Show every line of the records below that contains the word "this".

Content starts

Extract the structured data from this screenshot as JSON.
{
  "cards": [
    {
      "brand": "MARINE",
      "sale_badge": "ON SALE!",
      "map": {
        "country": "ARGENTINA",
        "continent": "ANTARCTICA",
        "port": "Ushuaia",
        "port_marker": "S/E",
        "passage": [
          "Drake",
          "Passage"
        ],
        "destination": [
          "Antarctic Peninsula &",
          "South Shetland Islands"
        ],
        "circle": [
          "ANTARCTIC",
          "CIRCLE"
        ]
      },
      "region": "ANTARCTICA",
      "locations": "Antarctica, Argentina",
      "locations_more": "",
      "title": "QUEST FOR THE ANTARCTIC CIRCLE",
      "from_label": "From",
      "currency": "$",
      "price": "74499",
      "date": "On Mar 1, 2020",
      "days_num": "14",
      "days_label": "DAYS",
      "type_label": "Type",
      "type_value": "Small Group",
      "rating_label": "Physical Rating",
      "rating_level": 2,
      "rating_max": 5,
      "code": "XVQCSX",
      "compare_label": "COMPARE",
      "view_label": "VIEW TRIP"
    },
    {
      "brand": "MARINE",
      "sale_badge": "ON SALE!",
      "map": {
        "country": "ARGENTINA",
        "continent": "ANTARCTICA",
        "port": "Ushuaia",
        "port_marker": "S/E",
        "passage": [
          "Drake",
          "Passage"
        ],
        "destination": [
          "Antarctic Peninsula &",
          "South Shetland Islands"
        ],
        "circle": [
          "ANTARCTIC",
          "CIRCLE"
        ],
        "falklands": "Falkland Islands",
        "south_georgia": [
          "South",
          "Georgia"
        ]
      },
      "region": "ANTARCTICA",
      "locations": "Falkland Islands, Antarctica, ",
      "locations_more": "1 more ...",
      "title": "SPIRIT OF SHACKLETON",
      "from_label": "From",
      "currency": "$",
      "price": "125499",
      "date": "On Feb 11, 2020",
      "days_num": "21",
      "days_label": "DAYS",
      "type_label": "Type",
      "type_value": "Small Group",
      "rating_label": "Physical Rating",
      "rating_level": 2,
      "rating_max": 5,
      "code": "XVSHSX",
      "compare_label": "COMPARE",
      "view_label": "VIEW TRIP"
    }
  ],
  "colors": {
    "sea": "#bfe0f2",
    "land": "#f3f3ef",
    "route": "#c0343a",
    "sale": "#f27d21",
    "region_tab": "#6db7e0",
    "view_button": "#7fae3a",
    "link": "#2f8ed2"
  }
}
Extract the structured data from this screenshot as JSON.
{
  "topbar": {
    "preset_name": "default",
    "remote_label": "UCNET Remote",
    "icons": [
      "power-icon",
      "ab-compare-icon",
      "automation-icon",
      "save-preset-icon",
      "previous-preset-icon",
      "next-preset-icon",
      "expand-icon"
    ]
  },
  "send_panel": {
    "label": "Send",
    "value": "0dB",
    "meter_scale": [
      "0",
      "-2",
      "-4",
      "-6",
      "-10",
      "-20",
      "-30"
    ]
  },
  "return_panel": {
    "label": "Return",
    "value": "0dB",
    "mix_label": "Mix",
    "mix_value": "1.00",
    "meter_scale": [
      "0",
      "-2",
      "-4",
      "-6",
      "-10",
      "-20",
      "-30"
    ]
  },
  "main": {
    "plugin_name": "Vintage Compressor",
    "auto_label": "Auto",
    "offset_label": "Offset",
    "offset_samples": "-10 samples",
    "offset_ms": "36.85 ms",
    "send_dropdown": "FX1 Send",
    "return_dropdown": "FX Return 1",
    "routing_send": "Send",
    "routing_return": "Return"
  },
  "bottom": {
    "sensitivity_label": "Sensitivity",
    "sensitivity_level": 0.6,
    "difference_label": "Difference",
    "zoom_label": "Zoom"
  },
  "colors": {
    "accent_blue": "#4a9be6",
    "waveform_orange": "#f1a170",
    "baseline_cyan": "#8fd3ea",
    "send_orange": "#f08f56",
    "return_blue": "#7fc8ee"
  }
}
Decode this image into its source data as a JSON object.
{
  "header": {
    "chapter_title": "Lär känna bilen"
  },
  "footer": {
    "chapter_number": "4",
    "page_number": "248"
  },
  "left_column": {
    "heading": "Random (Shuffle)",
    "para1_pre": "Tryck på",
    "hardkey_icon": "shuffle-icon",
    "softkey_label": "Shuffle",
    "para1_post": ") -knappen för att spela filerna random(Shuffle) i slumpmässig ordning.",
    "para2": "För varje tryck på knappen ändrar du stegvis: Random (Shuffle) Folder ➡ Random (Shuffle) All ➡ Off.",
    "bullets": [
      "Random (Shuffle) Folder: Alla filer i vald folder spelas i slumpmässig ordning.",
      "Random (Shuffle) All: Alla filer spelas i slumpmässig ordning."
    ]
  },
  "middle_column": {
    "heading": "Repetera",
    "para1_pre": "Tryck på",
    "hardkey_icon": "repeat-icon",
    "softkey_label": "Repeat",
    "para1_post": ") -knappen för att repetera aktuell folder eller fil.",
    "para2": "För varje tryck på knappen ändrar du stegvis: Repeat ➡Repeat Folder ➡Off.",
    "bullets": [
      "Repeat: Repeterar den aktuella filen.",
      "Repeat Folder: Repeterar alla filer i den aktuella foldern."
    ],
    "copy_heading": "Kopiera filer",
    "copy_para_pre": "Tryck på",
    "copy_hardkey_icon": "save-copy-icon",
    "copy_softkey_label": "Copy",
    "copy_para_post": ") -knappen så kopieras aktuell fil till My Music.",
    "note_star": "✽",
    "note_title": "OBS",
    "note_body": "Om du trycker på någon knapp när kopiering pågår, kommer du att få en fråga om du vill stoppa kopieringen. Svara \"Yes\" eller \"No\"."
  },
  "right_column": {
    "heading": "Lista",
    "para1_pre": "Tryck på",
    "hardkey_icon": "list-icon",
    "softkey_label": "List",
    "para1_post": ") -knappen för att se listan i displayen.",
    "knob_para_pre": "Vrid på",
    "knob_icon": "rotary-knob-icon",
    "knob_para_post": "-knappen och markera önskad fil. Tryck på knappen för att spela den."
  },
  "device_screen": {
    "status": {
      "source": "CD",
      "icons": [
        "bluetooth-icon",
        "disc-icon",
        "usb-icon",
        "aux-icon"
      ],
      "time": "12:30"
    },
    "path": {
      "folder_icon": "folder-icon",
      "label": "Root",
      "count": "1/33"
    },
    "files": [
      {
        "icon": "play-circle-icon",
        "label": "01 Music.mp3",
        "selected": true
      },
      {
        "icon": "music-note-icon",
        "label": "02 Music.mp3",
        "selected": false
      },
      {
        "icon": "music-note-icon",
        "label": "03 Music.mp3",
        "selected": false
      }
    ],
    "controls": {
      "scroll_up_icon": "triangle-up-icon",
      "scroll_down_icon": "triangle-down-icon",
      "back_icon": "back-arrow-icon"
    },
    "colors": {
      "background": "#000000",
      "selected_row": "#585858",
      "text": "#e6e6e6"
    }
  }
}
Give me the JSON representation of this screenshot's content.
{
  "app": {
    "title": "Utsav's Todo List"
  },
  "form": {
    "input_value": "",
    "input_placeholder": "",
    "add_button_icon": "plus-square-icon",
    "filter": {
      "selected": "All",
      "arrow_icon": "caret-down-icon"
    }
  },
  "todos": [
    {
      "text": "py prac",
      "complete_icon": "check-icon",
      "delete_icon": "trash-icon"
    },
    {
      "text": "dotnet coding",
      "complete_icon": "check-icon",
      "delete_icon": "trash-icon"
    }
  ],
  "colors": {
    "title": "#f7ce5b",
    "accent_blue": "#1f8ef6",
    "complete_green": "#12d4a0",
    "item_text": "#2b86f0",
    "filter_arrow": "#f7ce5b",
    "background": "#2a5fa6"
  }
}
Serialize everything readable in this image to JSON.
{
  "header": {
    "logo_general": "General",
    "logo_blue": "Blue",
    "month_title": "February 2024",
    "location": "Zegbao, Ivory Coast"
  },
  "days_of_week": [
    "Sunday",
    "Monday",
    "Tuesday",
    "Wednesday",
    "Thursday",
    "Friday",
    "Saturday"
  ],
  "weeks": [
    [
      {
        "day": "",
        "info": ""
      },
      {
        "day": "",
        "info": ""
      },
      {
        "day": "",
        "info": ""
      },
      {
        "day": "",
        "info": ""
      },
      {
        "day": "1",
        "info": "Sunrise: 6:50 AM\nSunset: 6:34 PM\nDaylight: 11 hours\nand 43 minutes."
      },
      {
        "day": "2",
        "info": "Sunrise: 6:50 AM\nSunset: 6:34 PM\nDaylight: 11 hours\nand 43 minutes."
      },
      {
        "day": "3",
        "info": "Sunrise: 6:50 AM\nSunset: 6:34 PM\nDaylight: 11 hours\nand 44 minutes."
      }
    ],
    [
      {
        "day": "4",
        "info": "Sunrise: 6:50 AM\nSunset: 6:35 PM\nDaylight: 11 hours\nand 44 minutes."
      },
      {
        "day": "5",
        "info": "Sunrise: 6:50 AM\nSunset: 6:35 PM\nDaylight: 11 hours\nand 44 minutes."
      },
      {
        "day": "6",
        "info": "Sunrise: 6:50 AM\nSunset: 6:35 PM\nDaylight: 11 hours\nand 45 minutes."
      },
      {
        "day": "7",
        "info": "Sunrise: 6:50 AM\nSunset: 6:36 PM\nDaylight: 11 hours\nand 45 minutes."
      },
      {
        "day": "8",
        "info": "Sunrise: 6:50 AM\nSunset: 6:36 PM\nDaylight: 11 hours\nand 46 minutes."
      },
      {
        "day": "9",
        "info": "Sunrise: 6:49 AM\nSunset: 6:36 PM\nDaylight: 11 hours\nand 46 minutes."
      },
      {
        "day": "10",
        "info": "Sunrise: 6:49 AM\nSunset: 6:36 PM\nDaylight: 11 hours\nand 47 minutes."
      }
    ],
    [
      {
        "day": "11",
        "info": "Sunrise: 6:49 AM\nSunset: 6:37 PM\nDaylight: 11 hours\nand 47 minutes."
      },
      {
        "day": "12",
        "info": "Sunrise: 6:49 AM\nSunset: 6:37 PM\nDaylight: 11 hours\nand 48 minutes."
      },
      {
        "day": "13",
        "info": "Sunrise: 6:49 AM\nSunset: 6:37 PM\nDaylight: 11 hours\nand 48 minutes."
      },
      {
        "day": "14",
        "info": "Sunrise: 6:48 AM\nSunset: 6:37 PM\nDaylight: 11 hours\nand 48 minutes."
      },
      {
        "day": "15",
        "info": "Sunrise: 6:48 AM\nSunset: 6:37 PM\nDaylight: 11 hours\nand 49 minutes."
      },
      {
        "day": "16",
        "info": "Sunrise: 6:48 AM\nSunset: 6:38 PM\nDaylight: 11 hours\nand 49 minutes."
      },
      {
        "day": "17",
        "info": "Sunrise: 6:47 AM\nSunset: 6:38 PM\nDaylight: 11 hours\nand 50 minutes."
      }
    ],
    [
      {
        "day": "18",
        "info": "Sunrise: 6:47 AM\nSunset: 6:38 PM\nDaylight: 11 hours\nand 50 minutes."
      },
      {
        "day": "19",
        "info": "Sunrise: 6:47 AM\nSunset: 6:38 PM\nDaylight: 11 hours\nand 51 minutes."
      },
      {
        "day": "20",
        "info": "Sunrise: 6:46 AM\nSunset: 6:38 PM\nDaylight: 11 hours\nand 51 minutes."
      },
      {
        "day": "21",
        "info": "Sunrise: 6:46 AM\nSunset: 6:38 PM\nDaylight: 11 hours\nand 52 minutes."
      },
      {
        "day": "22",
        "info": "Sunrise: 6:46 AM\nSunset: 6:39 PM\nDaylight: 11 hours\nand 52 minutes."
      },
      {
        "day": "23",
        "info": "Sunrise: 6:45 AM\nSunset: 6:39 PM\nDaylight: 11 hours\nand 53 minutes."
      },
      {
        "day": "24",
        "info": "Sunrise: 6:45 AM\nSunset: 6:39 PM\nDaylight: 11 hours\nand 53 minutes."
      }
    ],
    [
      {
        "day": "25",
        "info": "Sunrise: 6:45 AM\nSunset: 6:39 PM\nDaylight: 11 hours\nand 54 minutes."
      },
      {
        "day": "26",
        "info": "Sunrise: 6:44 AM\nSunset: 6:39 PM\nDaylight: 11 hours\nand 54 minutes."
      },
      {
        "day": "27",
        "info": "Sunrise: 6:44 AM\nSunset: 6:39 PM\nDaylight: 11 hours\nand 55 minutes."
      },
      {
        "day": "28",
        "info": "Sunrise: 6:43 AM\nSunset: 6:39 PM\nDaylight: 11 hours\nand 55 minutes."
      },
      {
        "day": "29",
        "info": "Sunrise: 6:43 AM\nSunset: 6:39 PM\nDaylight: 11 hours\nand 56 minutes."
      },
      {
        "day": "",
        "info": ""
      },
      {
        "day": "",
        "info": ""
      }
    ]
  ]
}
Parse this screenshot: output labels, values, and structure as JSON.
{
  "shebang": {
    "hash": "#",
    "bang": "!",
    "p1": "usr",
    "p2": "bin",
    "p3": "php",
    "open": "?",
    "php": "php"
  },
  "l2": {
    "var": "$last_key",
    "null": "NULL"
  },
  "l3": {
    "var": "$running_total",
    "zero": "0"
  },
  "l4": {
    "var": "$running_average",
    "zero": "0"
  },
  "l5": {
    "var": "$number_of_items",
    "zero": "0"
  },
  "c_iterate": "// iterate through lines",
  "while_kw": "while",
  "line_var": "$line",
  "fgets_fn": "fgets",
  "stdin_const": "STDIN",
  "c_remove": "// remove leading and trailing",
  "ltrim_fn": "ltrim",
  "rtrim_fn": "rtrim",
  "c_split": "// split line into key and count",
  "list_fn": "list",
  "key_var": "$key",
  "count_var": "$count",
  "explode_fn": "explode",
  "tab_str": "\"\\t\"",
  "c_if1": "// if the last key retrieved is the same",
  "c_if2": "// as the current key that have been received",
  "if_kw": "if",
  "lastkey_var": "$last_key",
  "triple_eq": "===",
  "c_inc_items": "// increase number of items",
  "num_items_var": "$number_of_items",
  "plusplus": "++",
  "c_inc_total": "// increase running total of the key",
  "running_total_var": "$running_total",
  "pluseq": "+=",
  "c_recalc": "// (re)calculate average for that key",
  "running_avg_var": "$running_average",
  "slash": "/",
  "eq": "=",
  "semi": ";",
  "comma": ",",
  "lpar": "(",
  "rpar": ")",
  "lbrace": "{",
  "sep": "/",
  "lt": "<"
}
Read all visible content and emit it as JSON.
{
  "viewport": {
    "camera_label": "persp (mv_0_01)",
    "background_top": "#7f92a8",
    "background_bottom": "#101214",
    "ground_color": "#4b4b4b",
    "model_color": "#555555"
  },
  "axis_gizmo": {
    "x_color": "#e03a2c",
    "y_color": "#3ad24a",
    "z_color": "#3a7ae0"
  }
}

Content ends

Answer to the problem.
Extract the structured data from this screenshot as JSON.
Extract the structured data from this screenshot as JSON.
Decode this image into its source data as a JSON object.
Give me the JSON representation of this screenshot's content.
Serialize everything readable in this image to JSON.
Parse this screenshot: output labels, values, and structure as JSON.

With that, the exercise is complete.